Your objective: Search the material below for lines containing the string "Pick", and copy every one you find.

Source material:
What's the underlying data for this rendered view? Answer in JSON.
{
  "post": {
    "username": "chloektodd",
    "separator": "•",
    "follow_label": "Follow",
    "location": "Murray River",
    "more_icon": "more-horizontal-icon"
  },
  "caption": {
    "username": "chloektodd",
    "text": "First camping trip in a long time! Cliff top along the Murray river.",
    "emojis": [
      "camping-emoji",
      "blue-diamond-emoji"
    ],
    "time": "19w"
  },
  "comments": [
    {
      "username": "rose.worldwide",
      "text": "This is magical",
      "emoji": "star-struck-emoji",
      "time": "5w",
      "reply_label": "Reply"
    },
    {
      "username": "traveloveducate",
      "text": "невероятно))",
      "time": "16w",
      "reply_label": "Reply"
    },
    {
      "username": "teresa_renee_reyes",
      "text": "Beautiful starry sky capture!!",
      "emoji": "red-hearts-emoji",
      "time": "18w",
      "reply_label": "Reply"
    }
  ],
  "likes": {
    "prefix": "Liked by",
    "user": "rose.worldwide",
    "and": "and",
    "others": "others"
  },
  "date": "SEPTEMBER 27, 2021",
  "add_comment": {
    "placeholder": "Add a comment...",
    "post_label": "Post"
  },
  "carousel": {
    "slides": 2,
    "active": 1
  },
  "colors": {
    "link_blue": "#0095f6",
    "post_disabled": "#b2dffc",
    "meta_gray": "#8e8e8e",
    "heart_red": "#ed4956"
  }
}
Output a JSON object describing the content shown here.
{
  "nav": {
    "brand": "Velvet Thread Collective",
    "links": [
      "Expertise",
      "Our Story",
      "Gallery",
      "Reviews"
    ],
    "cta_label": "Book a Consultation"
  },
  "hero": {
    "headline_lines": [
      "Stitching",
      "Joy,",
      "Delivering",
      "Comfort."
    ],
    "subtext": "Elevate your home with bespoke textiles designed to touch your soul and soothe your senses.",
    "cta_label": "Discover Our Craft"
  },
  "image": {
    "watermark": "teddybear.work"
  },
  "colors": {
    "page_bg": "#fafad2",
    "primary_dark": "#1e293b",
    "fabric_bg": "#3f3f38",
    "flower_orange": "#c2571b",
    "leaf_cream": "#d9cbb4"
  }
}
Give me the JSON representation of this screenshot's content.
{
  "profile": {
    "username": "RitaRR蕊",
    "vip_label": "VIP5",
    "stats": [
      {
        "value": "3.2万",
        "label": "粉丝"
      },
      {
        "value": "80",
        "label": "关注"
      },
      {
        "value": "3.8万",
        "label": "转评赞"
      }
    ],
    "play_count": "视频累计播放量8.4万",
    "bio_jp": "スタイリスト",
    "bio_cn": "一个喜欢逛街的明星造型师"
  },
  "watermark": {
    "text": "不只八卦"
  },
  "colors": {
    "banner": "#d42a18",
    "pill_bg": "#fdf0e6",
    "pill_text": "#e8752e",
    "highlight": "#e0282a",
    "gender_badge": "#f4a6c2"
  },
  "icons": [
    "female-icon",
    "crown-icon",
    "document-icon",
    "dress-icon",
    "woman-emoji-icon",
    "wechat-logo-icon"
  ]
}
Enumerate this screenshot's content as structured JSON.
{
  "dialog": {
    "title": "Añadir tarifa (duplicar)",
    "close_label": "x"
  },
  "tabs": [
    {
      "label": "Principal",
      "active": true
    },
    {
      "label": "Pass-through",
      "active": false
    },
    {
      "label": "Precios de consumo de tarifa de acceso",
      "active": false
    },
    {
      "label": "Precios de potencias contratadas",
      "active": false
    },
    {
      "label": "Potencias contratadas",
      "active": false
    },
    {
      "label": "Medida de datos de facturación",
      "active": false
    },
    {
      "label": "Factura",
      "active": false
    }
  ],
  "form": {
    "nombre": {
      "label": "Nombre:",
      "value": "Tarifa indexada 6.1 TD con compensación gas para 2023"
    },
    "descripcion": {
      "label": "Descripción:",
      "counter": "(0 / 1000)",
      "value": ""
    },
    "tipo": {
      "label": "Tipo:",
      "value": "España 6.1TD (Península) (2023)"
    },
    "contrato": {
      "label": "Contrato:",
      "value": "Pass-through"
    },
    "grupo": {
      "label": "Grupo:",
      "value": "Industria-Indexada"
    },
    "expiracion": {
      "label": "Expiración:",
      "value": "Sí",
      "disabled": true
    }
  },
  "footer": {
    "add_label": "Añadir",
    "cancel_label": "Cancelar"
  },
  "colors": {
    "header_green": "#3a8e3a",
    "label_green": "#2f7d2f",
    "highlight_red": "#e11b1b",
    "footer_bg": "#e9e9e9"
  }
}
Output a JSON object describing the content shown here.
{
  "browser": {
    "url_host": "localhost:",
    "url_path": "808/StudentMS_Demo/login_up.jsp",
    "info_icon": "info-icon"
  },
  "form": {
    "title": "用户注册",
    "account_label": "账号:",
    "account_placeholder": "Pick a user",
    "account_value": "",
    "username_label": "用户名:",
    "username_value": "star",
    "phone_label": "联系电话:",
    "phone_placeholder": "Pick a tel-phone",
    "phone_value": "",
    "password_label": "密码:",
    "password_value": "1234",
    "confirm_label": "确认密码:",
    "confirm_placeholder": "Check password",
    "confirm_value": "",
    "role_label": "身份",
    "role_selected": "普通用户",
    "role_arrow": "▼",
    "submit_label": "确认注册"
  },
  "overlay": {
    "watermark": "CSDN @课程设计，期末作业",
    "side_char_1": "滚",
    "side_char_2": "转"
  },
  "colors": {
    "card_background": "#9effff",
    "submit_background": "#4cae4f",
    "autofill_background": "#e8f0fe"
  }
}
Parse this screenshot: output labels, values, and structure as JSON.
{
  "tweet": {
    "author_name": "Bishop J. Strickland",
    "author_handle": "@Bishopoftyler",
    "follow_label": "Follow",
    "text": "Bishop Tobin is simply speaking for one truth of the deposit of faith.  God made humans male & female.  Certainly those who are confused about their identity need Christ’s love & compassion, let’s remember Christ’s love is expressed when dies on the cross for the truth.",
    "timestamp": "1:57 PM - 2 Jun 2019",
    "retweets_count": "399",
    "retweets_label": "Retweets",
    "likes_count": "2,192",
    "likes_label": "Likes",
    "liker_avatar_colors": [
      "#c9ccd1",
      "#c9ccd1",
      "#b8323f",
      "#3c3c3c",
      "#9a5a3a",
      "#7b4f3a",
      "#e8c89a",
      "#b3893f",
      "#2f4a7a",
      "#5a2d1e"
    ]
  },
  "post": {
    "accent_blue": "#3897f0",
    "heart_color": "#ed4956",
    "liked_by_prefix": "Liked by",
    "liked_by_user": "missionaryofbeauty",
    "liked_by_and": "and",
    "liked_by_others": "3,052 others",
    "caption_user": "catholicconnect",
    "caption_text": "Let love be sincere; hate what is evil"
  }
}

Result of this task:
    "account_placeholder": "Pick a user",
    "phone_placeholder": "Pick a tel-phone",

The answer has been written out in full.